**Exercise data**
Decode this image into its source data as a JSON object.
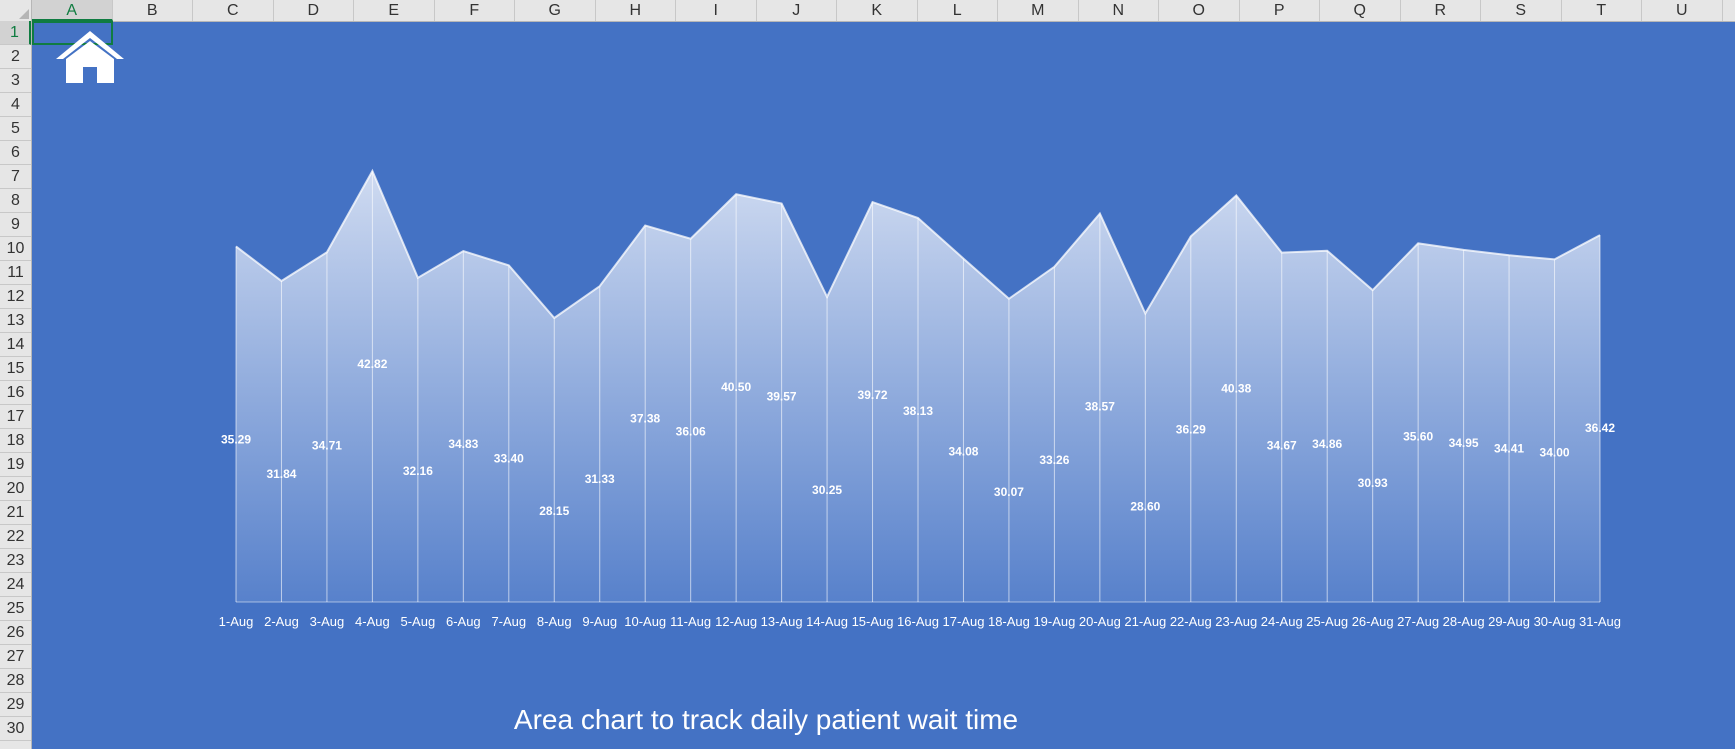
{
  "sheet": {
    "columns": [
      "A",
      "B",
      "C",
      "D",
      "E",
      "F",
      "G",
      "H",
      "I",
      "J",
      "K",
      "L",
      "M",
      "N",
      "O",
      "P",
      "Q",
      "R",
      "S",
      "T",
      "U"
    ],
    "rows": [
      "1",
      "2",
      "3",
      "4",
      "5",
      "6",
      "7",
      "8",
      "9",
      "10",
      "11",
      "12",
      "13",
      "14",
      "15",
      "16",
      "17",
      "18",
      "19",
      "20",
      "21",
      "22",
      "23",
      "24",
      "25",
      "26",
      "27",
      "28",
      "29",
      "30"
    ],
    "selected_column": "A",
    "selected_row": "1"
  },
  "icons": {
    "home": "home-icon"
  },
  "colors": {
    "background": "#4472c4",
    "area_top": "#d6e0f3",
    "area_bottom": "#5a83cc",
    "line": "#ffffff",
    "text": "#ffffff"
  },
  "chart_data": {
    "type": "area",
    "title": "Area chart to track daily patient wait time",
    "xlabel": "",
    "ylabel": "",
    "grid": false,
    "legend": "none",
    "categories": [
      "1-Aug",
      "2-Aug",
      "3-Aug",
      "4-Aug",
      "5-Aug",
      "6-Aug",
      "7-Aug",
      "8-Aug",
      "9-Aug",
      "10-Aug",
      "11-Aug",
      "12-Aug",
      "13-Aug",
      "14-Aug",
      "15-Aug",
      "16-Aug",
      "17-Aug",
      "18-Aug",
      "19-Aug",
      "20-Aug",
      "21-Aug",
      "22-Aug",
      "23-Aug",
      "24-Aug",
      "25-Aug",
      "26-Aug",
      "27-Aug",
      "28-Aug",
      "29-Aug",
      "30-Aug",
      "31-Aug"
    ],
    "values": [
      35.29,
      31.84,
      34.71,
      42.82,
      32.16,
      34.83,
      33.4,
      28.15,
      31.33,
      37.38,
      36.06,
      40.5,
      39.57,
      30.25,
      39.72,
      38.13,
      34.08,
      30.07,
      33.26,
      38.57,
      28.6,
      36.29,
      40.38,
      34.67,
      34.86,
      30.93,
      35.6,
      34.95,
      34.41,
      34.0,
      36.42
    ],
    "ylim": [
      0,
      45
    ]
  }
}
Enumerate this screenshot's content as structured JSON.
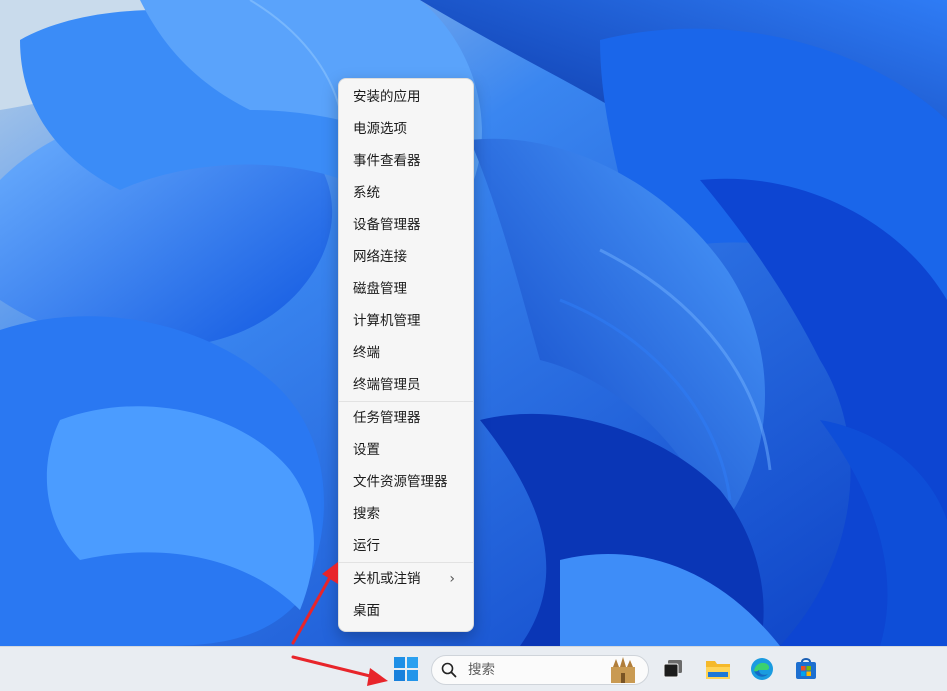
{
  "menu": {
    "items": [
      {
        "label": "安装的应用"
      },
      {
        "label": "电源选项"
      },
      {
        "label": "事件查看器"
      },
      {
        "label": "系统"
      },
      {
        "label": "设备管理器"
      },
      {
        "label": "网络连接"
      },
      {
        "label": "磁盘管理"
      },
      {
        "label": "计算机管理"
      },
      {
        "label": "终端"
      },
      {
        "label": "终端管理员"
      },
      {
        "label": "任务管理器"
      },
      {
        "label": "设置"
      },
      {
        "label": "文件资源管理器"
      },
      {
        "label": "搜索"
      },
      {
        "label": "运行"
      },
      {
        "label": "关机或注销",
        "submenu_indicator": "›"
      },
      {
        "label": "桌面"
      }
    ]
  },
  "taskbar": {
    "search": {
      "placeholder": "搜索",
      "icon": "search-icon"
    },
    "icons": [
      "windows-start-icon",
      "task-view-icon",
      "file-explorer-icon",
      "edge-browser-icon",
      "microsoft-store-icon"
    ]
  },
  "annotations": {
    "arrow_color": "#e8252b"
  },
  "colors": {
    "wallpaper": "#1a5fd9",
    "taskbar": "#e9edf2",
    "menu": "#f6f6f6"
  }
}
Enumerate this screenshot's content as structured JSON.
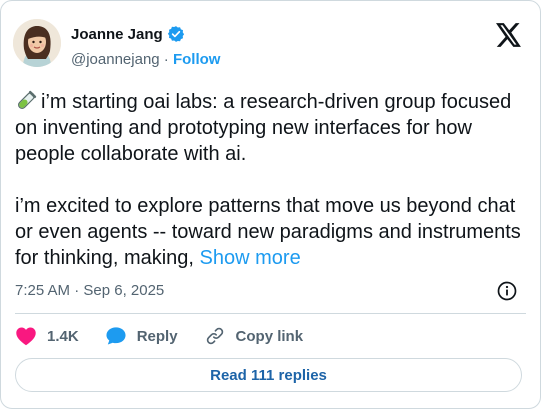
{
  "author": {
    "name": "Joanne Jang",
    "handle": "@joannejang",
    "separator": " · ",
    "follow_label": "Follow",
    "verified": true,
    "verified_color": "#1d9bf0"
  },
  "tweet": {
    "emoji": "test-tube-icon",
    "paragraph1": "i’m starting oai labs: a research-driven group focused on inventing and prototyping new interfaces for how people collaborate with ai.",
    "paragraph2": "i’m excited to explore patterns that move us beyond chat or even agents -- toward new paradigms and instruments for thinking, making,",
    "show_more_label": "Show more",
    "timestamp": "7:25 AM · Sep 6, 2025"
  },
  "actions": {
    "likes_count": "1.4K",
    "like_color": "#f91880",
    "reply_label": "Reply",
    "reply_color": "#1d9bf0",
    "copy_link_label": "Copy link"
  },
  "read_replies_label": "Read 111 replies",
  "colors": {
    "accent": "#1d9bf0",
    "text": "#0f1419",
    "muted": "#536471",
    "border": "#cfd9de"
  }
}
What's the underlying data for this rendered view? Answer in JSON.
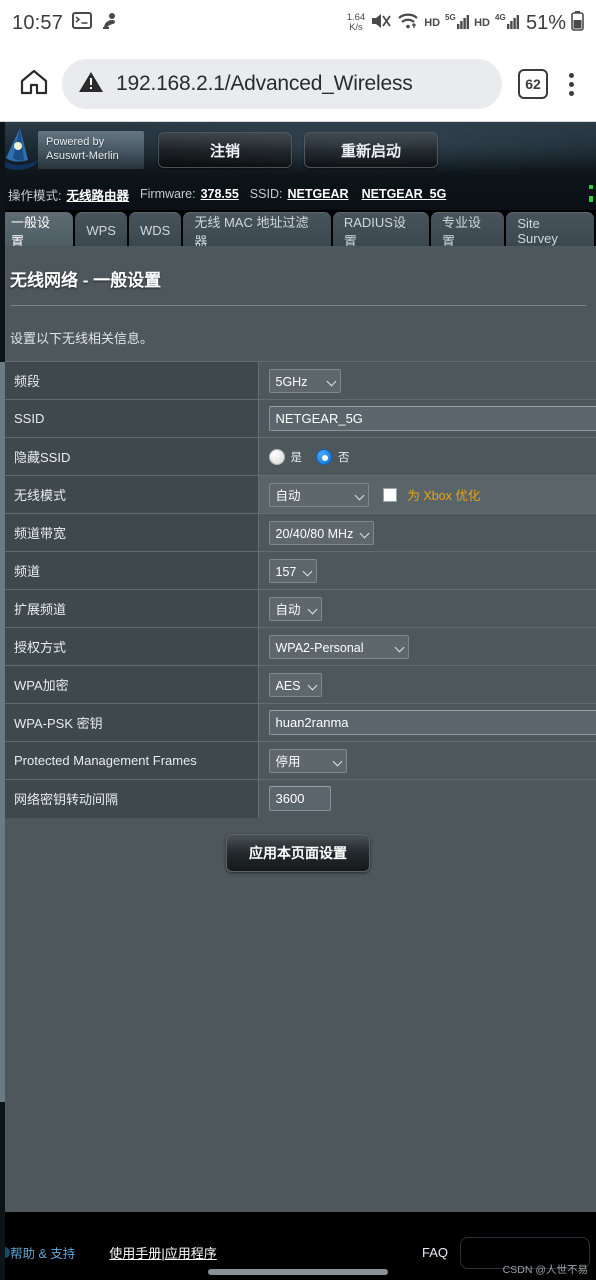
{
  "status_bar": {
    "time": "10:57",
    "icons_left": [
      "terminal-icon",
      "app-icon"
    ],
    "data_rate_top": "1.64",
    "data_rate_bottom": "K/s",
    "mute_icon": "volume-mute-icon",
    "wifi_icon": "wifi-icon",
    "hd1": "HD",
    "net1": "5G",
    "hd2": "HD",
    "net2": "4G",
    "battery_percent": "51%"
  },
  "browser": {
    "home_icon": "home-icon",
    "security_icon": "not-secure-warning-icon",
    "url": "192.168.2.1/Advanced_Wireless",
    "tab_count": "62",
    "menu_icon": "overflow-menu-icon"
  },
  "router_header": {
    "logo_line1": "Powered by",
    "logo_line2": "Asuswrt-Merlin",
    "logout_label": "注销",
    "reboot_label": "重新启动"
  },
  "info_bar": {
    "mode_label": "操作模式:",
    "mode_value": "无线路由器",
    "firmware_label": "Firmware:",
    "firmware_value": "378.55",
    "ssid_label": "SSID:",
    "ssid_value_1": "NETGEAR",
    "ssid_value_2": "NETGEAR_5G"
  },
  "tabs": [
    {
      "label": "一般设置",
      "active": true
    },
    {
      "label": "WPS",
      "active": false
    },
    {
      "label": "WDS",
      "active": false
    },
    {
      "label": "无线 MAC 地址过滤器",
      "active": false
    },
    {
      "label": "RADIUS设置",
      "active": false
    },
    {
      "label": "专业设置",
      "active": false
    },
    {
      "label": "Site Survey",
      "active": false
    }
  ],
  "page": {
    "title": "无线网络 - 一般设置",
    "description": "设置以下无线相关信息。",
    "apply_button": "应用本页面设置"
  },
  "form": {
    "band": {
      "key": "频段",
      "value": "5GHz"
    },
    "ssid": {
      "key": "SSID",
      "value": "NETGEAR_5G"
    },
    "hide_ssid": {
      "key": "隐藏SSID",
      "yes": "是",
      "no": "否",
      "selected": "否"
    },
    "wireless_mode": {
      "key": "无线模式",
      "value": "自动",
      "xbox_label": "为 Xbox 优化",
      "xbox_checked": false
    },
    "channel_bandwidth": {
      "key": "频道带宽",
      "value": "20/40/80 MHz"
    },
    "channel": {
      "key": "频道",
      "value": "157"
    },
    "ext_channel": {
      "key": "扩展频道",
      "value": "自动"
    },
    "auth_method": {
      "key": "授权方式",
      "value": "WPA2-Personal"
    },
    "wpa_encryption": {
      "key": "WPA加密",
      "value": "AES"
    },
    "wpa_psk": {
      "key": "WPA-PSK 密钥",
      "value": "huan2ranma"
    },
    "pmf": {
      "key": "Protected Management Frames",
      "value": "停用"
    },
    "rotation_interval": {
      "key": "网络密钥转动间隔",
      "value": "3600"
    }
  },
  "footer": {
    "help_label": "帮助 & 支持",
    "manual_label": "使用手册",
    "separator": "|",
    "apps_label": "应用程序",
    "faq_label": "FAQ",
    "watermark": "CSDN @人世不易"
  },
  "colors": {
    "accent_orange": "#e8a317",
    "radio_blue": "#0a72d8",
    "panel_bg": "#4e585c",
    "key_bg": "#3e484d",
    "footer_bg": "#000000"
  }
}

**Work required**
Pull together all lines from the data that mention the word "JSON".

**Exercise solution**
Decode this image into its source data as a JSON object.
Enumerate this screenshot's content as structured JSON.
Enumerate this screenshot's content as structured JSON.
What's the underlying data for this rendered view? Answer in JSON.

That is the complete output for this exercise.